So Peggy, you've had many great experiences in your life. But you've shared with me that there's just been some things growing up, as you look back, you see how they relate to what you're doing now. Can you share that specifically how it relates to the note cards?
Oh, yes, my father used to bring home scrap paper from his office. And I can remember as a little girl sitting with my sister and cutting and pasting and gluing and drawing on all that scrap paper. And we would spend hours doing that. We made all kinds of things, little paper purses, paper books, paper dolls. We played and played and played with just that paper. I laughed when I see my granddaughters doing the same thing today. It just thrills me to see them do that. But it also brings awe to my heart when I think about mighty God preparing me as a little bitty girl using that tape and glue and scissors, crafting little things. And that skill that He honed in me from early childhood He's now using to make notecards and inspire other people to be creative with note cards in Sew Powerful. And I'm just so grateful at His hand in my life. I can see it from the time I was a little girl until now, and how He's using that now is such a blessing.
And can you tell anybody who's thinking about getting started with Sew Powerful, but maybe they haven't done it yet? What would you say to them?
I would say if you feel an interest or an urge, it could be that you're being pushed along into that role that may be that little nudge or that little urge you feel is God speaking to your heart, and calling you for this service and follow it. Who knows that that you were born for this time to serve? And I would say that whatever you might feel your talent level is, it may not be what other people feel. We have people working at all levels and we love everything we see. Just because you feel like someone else's purse is better than yours, it may not be. We have girls who like the plain purses just as much as girls who like the fancy purses. So don't let what you feel is your lack of talent hold you back. We need you. We want you. We appreciate you. This is a place where you can serve and grow, and you will make an impact. We need you here.
Certainly, absolutely. Well Peggy, thank you so very much for your time today. It's been a pleasure to talk with you and learn about your background and just hear how God has brought your many talents to bear right here at this moment on Sew Powerful so thank you for sharing that with us today.
Thank you, Jan.
All right, we'll talk to you soon.

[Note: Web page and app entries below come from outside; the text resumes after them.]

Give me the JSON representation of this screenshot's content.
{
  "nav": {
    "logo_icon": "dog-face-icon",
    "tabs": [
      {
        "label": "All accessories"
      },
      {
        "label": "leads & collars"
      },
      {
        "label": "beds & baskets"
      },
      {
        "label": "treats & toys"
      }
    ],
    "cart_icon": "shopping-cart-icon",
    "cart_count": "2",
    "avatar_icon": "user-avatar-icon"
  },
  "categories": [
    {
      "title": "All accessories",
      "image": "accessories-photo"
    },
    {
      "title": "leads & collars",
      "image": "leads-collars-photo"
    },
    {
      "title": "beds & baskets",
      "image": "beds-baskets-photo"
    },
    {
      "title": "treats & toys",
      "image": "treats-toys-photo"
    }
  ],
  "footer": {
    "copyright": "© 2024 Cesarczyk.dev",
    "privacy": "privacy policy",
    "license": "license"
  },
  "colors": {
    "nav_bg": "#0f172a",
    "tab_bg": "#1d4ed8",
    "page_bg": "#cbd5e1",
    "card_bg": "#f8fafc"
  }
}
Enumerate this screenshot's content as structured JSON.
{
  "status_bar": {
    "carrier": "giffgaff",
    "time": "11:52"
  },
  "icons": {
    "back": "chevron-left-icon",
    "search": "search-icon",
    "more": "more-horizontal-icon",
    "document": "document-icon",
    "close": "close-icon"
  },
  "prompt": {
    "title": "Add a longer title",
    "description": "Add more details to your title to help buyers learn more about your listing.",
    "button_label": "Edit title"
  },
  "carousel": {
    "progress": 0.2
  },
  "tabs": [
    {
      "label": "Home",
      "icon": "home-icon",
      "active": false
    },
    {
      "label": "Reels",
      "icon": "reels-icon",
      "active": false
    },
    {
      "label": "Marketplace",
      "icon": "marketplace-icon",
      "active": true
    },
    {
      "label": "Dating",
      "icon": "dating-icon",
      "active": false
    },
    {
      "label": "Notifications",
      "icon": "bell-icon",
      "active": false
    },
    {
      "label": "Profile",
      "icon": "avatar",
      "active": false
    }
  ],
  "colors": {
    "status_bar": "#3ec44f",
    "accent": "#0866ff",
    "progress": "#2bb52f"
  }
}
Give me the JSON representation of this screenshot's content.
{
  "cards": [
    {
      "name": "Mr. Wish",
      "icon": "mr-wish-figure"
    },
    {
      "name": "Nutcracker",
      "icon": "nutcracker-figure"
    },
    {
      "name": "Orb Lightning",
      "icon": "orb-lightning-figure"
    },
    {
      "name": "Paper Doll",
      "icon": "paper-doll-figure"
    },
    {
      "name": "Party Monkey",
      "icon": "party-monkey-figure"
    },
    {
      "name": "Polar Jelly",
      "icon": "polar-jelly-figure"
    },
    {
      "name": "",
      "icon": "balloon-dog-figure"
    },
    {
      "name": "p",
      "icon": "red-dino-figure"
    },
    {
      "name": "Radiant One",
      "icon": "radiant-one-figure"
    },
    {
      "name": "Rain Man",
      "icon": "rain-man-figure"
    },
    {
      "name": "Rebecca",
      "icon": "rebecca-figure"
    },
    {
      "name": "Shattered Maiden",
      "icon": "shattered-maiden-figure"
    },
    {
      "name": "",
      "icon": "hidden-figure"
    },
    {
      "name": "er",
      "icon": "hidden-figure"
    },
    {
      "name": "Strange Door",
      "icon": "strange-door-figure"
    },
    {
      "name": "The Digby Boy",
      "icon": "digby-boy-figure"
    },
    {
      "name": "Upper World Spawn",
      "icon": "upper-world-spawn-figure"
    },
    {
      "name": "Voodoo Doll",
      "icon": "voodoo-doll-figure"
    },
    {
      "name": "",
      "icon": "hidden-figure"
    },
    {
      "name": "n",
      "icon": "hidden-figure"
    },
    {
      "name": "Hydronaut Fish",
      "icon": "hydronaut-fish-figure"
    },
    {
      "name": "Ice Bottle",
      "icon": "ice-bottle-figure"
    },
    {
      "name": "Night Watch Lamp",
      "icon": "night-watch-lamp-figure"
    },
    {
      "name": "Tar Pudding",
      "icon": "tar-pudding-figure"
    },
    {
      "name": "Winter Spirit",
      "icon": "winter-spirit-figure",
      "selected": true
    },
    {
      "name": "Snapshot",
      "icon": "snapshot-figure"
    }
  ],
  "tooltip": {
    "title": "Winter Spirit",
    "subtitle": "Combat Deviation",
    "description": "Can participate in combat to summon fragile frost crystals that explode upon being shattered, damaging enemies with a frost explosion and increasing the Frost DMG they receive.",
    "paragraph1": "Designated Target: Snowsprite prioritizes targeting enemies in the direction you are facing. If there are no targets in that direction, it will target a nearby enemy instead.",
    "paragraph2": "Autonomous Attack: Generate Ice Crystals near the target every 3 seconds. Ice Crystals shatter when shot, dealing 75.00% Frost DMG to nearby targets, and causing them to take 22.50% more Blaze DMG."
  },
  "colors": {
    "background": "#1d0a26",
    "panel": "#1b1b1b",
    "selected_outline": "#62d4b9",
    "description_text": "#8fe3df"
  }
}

Bye bye.
If what you've heard today inspires you to want to make a difference, I urge you to explore the Sew Powerful website at www.sewpowerful.org. That's SEW POWERFUL dot ORG. The website has great information about the organization. It's where you can download the free purse patterns or even make a donation. We hope you will join us again next week when we bring you another Sew Powerful story. Thanks for listening. Now, go out and have a Sew Powerful day.
ABOUT THE HOST
Jan Cancila has been making purses for Sew Powerful since 2014. She serves the organization as Director, Global Volunteerism, the Area Manager for Shows and Events-Mid/South USA and as the Houston Regional Coordinator. She was a public speaking major at Hanover College and holds an MBA from Our Lady of the Lake University. Jan had a 25-year career with The Coca-Cola Company before owning and operating a linen and party rental business in Houston. She is married with two grown sons, a lovely daughter-in-law and two remarkable granddaughters. Jan’s published work includes more than 100 online articles for Examiner.com. Reach Jan with comments or suggestions at firstname.lastname@example.org.